RUSH: My friends, be very careful out there, be very careful indeed. It's not time to start celebrating and go, "Oh, boy, the left is cracking up." I specifically referred to this Howard Dean going on the attack on Obama on health care, saying he's not going to vote for Obama for reelection and so forth. Howard Dean does not realize it, but he is being used. Greetings, my friends, and welcome, Rush Limbaugh, back at it on Thursday on the EIB Network as we come to you from the Limbaugh Institute for Advanced Conservative Studies.
We got the news all over the place. Howard Dean continuing on the rampage. He's on the media. He's got an op-ed in the Washington Post today beating up on Obama, beating up on Obama's health care, and I'll tell you what this is all about. Dean is getting access because the media wants Dean to have that access. I believe -- and don't doubt me on this, my friends -- there's an effort by the media and the White House -- in fact, I think the White House is pretty happy with Dean doing what he's doing, despite what they say. I think the media and the White House are in an effort here to make Obama look centrist and reasonable, when he is as leftist and irrational as Howard Dean is. They are more than happy to give voice to Howard Dean or some of these other whack jobs out there because it makes Obama look like a centrist. Now, I don't know that they're going to be able to pull it off, but I think this is what the strategery is.
RUSH: Now back to the audio sound bites. This morning on PMSNBC, David Axelrod called into the show. This is about the White House at war, not just with Howard Dean, but with the kook-fringe base. And this does worry 'em. Dean doesn't, but the kook-fringe base worries them a little bit because they know that individual members in the House and Senate listen to the kook-fringe base, they go to kook-fringe base conventions. So Mika Brzezinski says, "I'd like you to characterize, if you could, the White House reaction to Howard Dean's criticism, which has been extremely pointed and sharp at this plan, he says he tried, he tried to go to the White House privately and behind the scenes to talk about this, to talk about his concerns, he has no choice but to lay this all out on the public stage. To his criticism you say what?"
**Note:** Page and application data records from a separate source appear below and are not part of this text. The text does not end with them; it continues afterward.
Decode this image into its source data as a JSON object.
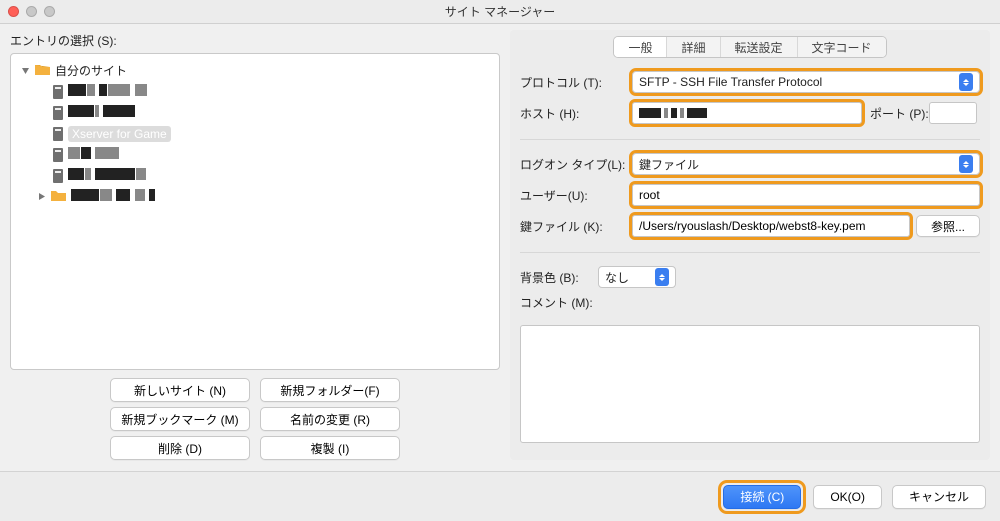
{
  "window": {
    "title": "サイト マネージャー"
  },
  "left": {
    "label": "エントリの選択 (S):",
    "tree": {
      "root": "自分のサイト",
      "selected": "Xserver for Game"
    },
    "buttons": {
      "new_site": "新しいサイト (N)",
      "new_folder": "新規フォルダー(F)",
      "new_bookmark": "新規ブックマーク (M)",
      "rename": "名前の変更 (R)",
      "delete": "削除 (D)",
      "duplicate": "複製 (I)"
    }
  },
  "tabs": {
    "general": "一般",
    "advanced": "詳細",
    "transfer": "転送設定",
    "charset": "文字コード"
  },
  "form": {
    "protocol_label": "プロトコル (T):",
    "protocol_value": "SFTP - SSH File Transfer Protocol",
    "host_label": "ホスト (H):",
    "host_value": "",
    "port_label": "ポート (P):",
    "port_value": "",
    "logon_label": "ログオン タイプ(L):",
    "logon_value": "鍵ファイル",
    "user_label": "ユーザー(U):",
    "user_value": "root",
    "keyfile_label": "鍵ファイル (K):",
    "keyfile_value": "/Users/ryouslash/Desktop/webst8-key.pem",
    "browse": "参照...",
    "bgcolor_label": "背景色 (B):",
    "bgcolor_value": "なし",
    "comment_label": "コメント (M):",
    "comment_value": ""
  },
  "footer": {
    "connect": "接続 (C)",
    "ok": "OK(O)",
    "cancel": "キャンセル"
  },
  "colors": {
    "highlight": "#ef9a1e",
    "primary": "#2e78f3"
  }
}
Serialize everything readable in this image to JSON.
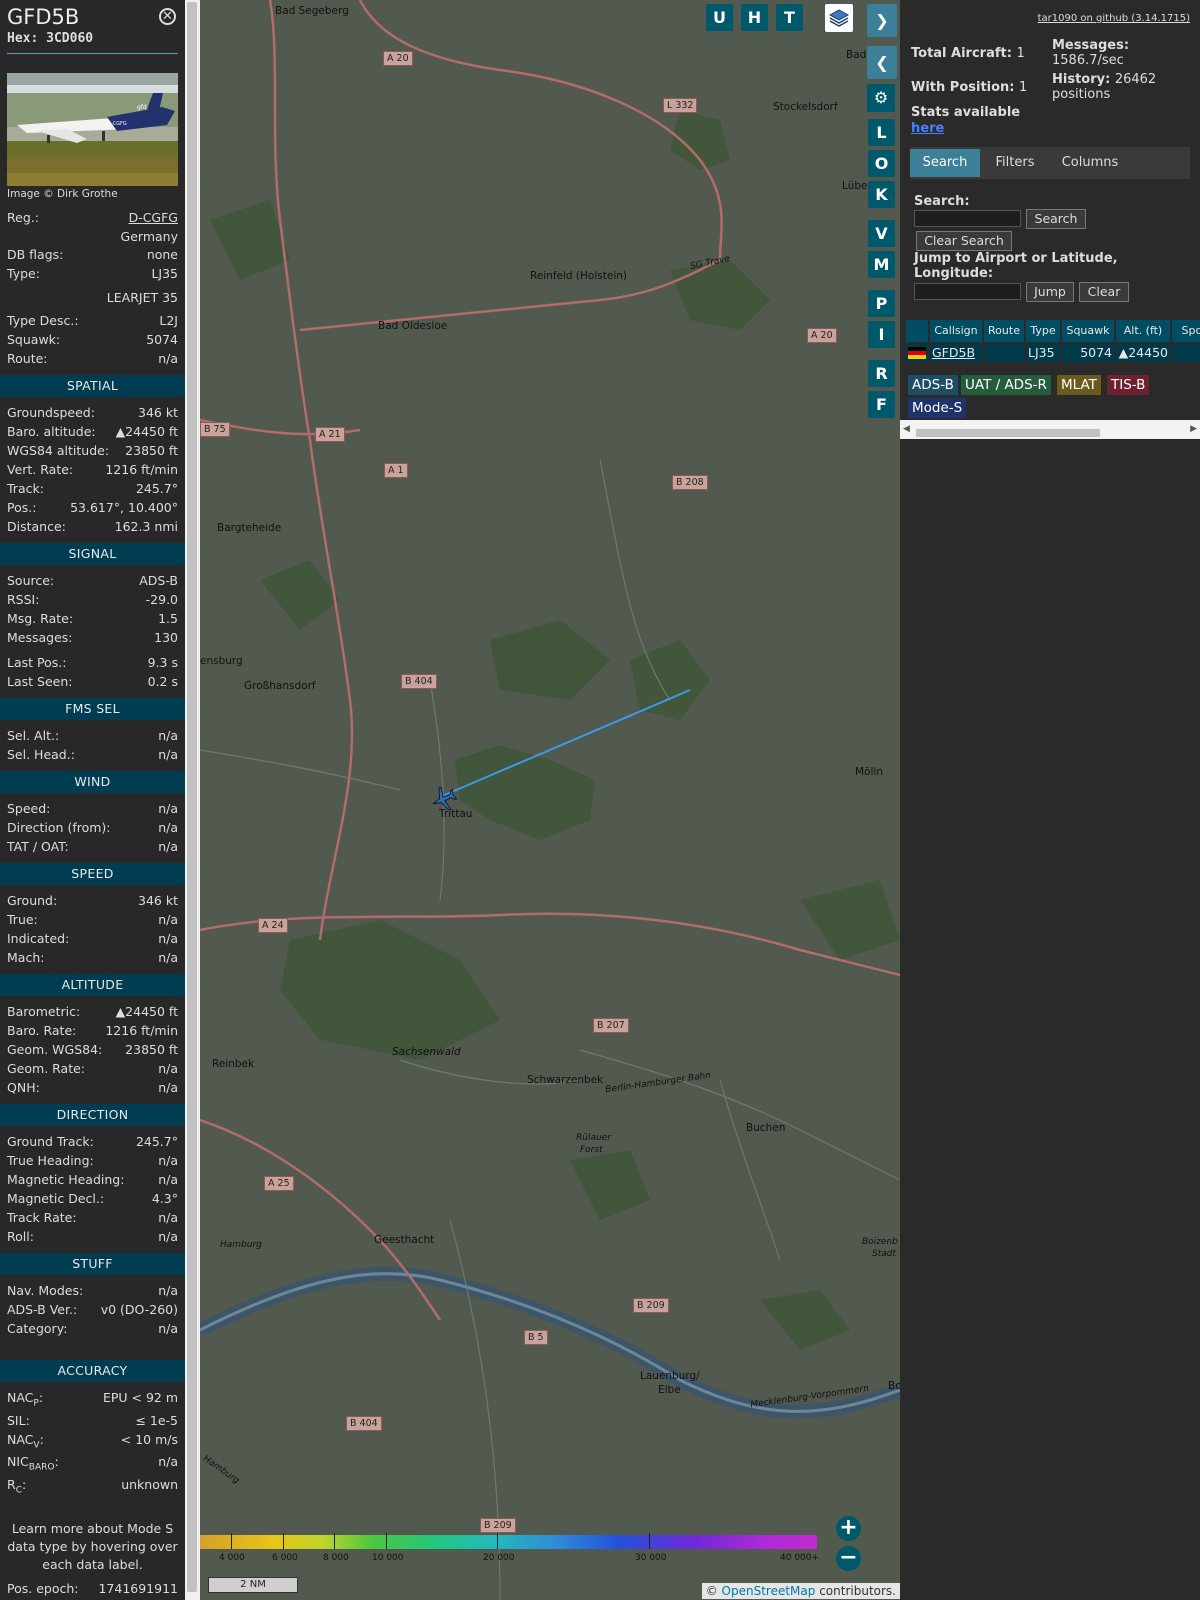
{
  "aircraft": {
    "callsign": "GFD5B",
    "hex": "Hex: 3CD060",
    "photo_credit": "Image © Dirk Grothe",
    "photo_tail": "D-CGFG",
    "photo_logo": "gfd"
  },
  "details": [
    {
      "label": "Reg.:",
      "value": "D-CGFG",
      "link": true
    },
    {
      "label": "",
      "value": "Germany"
    },
    {
      "label": "DB flags:",
      "value": "none"
    },
    {
      "label": "Type:",
      "value": "LJ35"
    },
    {
      "label": "",
      "value": "LEARJET 35"
    },
    {
      "label": "Type Desc.:",
      "value": "L2J"
    },
    {
      "label": "Squawk:",
      "value": "5074"
    },
    {
      "label": "Route:",
      "value": "n/a"
    }
  ],
  "sections": [
    {
      "title": "SPATIAL",
      "rows": [
        {
          "label": "Groundspeed:",
          "value": "346 kt"
        },
        {
          "label": "Baro. altitude:",
          "value": "▲24450 ft"
        },
        {
          "label": "WGS84 altitude:",
          "value": "23850 ft"
        },
        {
          "label": "Vert. Rate:",
          "value": "1216 ft/min"
        },
        {
          "label": "Track:",
          "value": "245.7°"
        },
        {
          "label": "Pos.:",
          "value": "53.617°, 10.400°"
        },
        {
          "label": "Distance:",
          "value": "162.3 nmi"
        }
      ]
    },
    {
      "title": "SIGNAL",
      "rows": [
        {
          "label": "Source:",
          "value": "ADS-B"
        },
        {
          "label": "RSSI:",
          "value": "-29.0"
        },
        {
          "label": "Msg. Rate:",
          "value": "1.5"
        },
        {
          "label": "Messages:",
          "value": "130"
        },
        {
          "label": "Last Pos.:",
          "value": "9.3 s"
        },
        {
          "label": "Last Seen:",
          "value": "0.2 s"
        }
      ]
    },
    {
      "title": "FMS SEL",
      "rows": [
        {
          "label": "Sel. Alt.:",
          "value": "n/a"
        },
        {
          "label": "Sel. Head.:",
          "value": "n/a"
        }
      ]
    },
    {
      "title": "WIND",
      "rows": [
        {
          "label": "Speed:",
          "value": "n/a"
        },
        {
          "label": "Direction (from):",
          "value": "n/a"
        },
        {
          "label": "TAT / OAT:",
          "value": "n/a"
        }
      ]
    },
    {
      "title": "SPEED",
      "rows": [
        {
          "label": "Ground:",
          "value": "346 kt"
        },
        {
          "label": "True:",
          "value": "n/a"
        },
        {
          "label": "Indicated:",
          "value": "n/a"
        },
        {
          "label": "Mach:",
          "value": "n/a"
        }
      ]
    },
    {
      "title": "ALTITUDE",
      "rows": [
        {
          "label": "Barometric:",
          "value": "▲24450 ft"
        },
        {
          "label": "Baro. Rate:",
          "value": "1216 ft/min"
        },
        {
          "label": "Geom. WGS84:",
          "value": "23850 ft"
        },
        {
          "label": "Geom. Rate:",
          "value": "n/a"
        },
        {
          "label": "QNH:",
          "value": "n/a"
        }
      ]
    },
    {
      "title": "DIRECTION",
      "rows": [
        {
          "label": "Ground Track:",
          "value": "245.7°"
        },
        {
          "label": "True Heading:",
          "value": "n/a"
        },
        {
          "label": "Magnetic Heading:",
          "value": "n/a"
        },
        {
          "label": "Magnetic Decl.:",
          "value": "4.3°"
        },
        {
          "label": "Track Rate:",
          "value": "n/a"
        },
        {
          "label": "Roll:",
          "value": "n/a"
        }
      ]
    },
    {
      "title": "STUFF",
      "rows": [
        {
          "label": "Nav. Modes:",
          "value": "n/a"
        },
        {
          "label": "ADS-B Ver.:",
          "value": "v0 (DO-260)"
        },
        {
          "label": "Category:",
          "value": "n/a"
        }
      ]
    },
    {
      "title": "ACCURACY",
      "rows": [
        {
          "label": "NACP:",
          "value": "EPU < 92 m"
        },
        {
          "label": "SIL:",
          "value": "≤ 1e-5"
        },
        {
          "label": "NACV:",
          "value": "< 10 m/s"
        },
        {
          "label": "NICBARO:",
          "value": "n/a"
        },
        {
          "label": "RC:",
          "value": "unknown"
        }
      ]
    }
  ],
  "accuracy_labels": {
    "nacp_main": "NAC",
    "nacp_sub": "P",
    "nacv_main": "NAC",
    "nacv_sub": "V",
    "nic_main": "NIC",
    "nic_sub": "BARO",
    "rc_main": "R",
    "rc_sub": "C"
  },
  "note": "Learn more about Mode S data type by hovering over each data label.",
  "epoch": {
    "label": "Pos. epoch:",
    "value": "1741691911"
  },
  "map": {
    "top_buttons": [
      "U",
      "H",
      "T"
    ],
    "side_buttons": [
      "L",
      "O",
      "K",
      "V",
      "M",
      "P",
      "I",
      "R",
      "F"
    ],
    "places": [
      "Bad Segeberg",
      "Stockelsdorf",
      "Lübe",
      "Bad",
      "Reinfeld (Holstein)",
      "Bad Oldesloe",
      "Bargteheide",
      "Großhansdorf",
      "ensburg",
      "Trittau",
      "Mölln",
      "Sachsenwald",
      "Reinbek",
      "Schwarzenbek",
      "Buchen",
      "Geesthacht",
      "Lauenburg/",
      "Elbe",
      "Boizenb",
      "Stadt",
      "Rülauer",
      "Forst",
      "Hamburg",
      "Berlin-Hamburger Bahn",
      "Mecklenburg-Vorpommern",
      "Bo",
      "Hamburg",
      "SG Trave"
    ],
    "roads": [
      "A 20",
      "L 332",
      "A 20",
      "B 75",
      "A 21",
      "A 1",
      "B 208",
      "B 404",
      "A 24",
      "B 207",
      "A 25",
      "B 209",
      "B 5",
      "B 404",
      "B 209"
    ],
    "colorbar_ticks": [
      "4 000",
      "6 000",
      "8 000",
      "10 000",
      "20 000",
      "30 000",
      "40 000+"
    ],
    "scale": "2 NM",
    "attribution_prefix": "© ",
    "attribution_link": "OpenStreetMap",
    "attribution_suffix": " contributors."
  },
  "right_panel": {
    "github_link": "tar1090 on github (3.14.1715)",
    "total_aircraft_label": "Total Aircraft:",
    "total_aircraft_value": "1",
    "with_position_label": "With Position:",
    "with_position_value": "1",
    "stats_label": "Stats available",
    "stats_link": "here",
    "messages_label": "Messages:",
    "messages_value": "1586.7/sec",
    "history_label": "History:",
    "history_value": "26462",
    "history_suffix": "positions",
    "tabs": [
      "Search",
      "Filters",
      "Columns"
    ],
    "search_label": "Search:",
    "search_button": "Search",
    "clear_search_button": "Clear Search",
    "jump_label": "Jump to Airport or Latitude, Longitude:",
    "jump_button": "Jump",
    "clear_button": "Clear",
    "table_headers": [
      "Callsign",
      "Route",
      "Type",
      "Squawk",
      "Alt. (ft)",
      "Spd"
    ],
    "table_rows": [
      {
        "callsign": "GFD5B",
        "route": "",
        "type": "LJ35",
        "squawk": "5074",
        "alt": "▲24450",
        "spd": ""
      }
    ],
    "badges": [
      {
        "label": "ADS-B",
        "color": "#1d4e66"
      },
      {
        "label": "UAT / ADS-R",
        "color": "#245c3c"
      },
      {
        "label": "MLAT",
        "color": "#6b5a1e"
      },
      {
        "label": "TIS-B",
        "color": "#6e2230"
      },
      {
        "label": "Mode-S",
        "color": "#1f3368"
      }
    ]
  },
  "colors": {
    "section_bg": "#003d52",
    "button_teal": "#00596b",
    "track_line": "#3c9be6"
  }
}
AXELROD: He got on the phone with Nancy-Ann DeParle, our point person on the health issue, went through point by point. She explained why he was wrong. And he simply didn't want to hear that critique. I saw his piece in the Post this morning, and it is predicated on a bunch of erroneous conclusions.
RUSH: And he was then asked, "Well, what was wrong about it?"
AXELROD: He said this legislation allows insurance companies to charge older Americans up to three times as much as younger Americans. The fact is in many states, they charge five times as much today, and this would help reduce that disparity. They believe that they can charge more because there are greater expenses associated with caring for older Americans, but this at least shrinks that ban down for many people in many states.
RUSH: Well, the dirty little secret here is that by the time Axelrod and Obama get through with them, there aren't going to be any old people being charged anything. That's a dirty little secret. Next question: "People in this country right now, the progressives, they don't believe that the White House has stood up to the insurance industry."
AXELROD: Ed, let me ask you a question. Why is the insurance industry so vigorously opposing this bill? If it's just such a gift to the insurance industry, if they don't believe that this is going to force competition and force them to adhere to some standards in terms of how they treat patients -- by the way, let me just add parenthetically we fought for years as progressives for a patient's bill of rights. Everything that was in that patient's bill of rights is now enshrined in this legislation, and yet people say, "Let's just throw it away, we don't need it anymore."
RUSH: Let me answer the question. Why is the insurance industry so vigorously opposing the bill? Because they know that ultimately this bill puts them out of business, Mr. Axelrod. There will be no private insurance at the end of the day once this bill gets rolling. That's what they know. It has nothing to do with wanting to overcharge customers. It has nothing to do with anything other than they're trying to keep their businesses open, which a lot of people face that challenge, Mr. Axelrod with you and Obama. Everybody's just trying to keep their business open. Some people can't find jobs and this is not going to improve any of that. So then the next question: "On top of this frustration from progressives, David, with a name that makes them all PO'd like Joe Lieberman, I mean, you're just waving the bloody flag in front of people, Keith Olbermann, all these people. Who's writing the bill? Is Lieberman writing the bill or you guys writing it?"
AXELROD: Look, no, he's certainly not writing this bill. But the notion that we would let our personal feelings about one person defeat a bill that would deliver to people who don't have insurance the opportunity to get it at a price they can afford, that would defeat a bill that has patient protections that we've fought for for decades for people who do have insurance, to defeat a bill that will bend the curve on -- on -- on this inexorable rise in health care costs is insane.
RUSH: It will not deliver insurance to people who don't have it at a cheaper cost, just the exact opposite. But he's calling his own people on the left insane, folks.